You must pay the state-imposed assessment for the Student Tuition Recovery Fund (STRF) if all of the following applies to you:
You are a student in an educational program, who is a California resident, or are enrolled in a residency program, and prepay all or part of your tuition either by cash, guaranteed student loans, or personal loans, and
Your total charges are not paid by any third-party payer such as an employer, government program or other payer unless you have a separate agreement to repay the third party.
You are not eligible for protection from the STRF and you are not required to pay the STRF assessment if either of the following applies:
You are not a California resident, or are not enrolled in a residency program, or
Your total charges are paid by a third party, such as an employer, government program or other payer, and you have no separate agreement to repay the third party.
The State of California created the Student Tuition Recovery Fund (STRF) to relieve or mitigate economic losses suffered by students in educational programs who are California residents, or are enrolled in a residency programs attending certain schools regulated by the Bureau for Private Postsecondary and Vocational Education.
You may be eligible for STRF if you are a California resident or are enrolled in a residency program, prepaid tuition, paid the STRF assessment, and suffered an economic loss as a result of any of the following:
The school closed before the course of instruction was completed.
The school’s failure to pay refunds or charges on behalf of a student to a third party for license fees or any other purpose, or to provide equipment or materials for which a charge was collected within 180 days before the closure of the school.

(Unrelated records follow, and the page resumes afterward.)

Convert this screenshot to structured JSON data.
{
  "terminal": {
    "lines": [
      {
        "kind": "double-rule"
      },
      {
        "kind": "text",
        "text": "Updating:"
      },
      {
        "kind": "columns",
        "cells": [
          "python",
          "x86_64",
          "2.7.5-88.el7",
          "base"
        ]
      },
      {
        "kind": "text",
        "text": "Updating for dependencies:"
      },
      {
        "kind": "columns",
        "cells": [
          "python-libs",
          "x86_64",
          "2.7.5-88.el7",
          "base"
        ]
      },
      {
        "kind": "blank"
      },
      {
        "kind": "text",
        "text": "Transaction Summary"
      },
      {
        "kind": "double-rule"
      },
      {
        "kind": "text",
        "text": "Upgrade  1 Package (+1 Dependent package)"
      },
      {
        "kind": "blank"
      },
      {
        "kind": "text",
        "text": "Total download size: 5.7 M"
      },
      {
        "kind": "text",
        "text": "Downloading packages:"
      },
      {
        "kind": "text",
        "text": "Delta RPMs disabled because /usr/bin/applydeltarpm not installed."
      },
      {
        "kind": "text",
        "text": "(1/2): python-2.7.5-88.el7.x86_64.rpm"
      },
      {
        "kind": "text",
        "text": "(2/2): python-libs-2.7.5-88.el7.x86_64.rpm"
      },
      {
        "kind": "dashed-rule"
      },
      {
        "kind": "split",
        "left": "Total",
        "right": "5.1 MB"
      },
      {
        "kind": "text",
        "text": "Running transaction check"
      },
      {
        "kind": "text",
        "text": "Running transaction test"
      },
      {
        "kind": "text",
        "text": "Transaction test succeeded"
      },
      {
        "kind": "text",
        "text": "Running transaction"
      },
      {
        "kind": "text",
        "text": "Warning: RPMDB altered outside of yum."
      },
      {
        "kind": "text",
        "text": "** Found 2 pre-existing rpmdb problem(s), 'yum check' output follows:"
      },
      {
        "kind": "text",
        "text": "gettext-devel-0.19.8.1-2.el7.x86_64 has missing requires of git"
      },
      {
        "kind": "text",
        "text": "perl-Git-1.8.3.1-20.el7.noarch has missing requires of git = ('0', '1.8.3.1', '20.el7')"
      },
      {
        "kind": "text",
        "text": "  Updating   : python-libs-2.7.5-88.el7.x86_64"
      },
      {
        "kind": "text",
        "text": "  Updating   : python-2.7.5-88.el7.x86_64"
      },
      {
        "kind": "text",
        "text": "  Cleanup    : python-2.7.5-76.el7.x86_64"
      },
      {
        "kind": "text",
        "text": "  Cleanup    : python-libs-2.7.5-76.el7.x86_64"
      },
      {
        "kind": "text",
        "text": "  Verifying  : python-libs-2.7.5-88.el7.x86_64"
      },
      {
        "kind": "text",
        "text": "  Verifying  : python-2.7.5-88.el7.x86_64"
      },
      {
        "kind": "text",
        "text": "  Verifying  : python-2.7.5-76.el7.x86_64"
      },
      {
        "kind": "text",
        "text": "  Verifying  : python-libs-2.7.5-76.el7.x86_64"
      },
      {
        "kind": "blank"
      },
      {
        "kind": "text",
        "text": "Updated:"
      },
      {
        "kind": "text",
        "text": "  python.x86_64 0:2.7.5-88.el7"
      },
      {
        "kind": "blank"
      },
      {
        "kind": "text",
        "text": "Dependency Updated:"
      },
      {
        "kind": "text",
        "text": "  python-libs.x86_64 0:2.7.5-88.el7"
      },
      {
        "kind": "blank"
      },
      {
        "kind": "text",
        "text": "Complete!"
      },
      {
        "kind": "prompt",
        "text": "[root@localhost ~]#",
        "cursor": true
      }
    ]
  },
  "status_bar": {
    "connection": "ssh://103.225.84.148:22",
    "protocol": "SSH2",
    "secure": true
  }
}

The school’s failure to pay or reimburse loan proceeds under a federally guaranteed student loan program as required by law or to pay or reimburse proceeds received by the school prior to closure in excess of tuition and other costs.
There was a material failure to comply with the Act or this Division within 30 days before the school closed or, if the material failure began earlier than 30 days prior to closure, the period determined by the Bureau. An inability after diligent efforts to prosecute, prove, and collect on a judgment against the institution for a violation of the Act.
Any questions a student may have regarding this catalog that have not been satisfactorily answered by the institution may be directed to the Bureau for Private Postsecondary Education at 2535 Capitol Oaks Drive, Suite 400, Sacramento, CA 95833 or P.O. Box 980818, West Sacramento, CA 95798-0818, www.bppe.ca.gov, (888) 370-7589 or by fax (916) 263-1897.
A student or any member of the public may file a complaint about this institution with the Bureau for Private Postsecondary Education by calling (888) 370-7589 or by completing a complaint form, which can be obtained on the bureau’s internet web site (www.bppe.ca.gov).